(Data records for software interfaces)
☆ ☆ ☆ ☆
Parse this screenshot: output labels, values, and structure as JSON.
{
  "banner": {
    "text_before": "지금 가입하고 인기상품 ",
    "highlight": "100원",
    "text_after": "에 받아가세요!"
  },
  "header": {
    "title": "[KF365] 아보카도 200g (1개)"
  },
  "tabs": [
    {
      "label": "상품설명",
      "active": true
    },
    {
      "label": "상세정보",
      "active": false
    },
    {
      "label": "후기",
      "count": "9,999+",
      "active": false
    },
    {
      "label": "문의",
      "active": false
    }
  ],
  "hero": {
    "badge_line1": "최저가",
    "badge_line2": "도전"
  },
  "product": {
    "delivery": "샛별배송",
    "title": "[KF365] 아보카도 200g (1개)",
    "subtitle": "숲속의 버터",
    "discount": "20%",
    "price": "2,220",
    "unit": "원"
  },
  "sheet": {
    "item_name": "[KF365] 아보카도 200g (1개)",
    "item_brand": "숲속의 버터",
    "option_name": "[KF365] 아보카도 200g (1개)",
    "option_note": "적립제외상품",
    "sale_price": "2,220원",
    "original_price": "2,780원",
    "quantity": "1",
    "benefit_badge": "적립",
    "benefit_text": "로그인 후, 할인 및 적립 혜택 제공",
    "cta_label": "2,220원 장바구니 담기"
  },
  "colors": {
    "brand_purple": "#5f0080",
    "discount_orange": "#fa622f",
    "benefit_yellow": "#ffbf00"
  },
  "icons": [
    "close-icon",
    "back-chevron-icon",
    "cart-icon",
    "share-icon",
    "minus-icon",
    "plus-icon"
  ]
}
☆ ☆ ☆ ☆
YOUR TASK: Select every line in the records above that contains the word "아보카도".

RESPONSE AREA:
    "title": "[KF365] 아보카도 200g (1개)"
    "title": "[KF365] 아보카도 200g (1개)",
    "item_name": "[KF365] 아보카도 200g (1개)",
    "option_name": "[KF365] 아보카도 200g (1개)",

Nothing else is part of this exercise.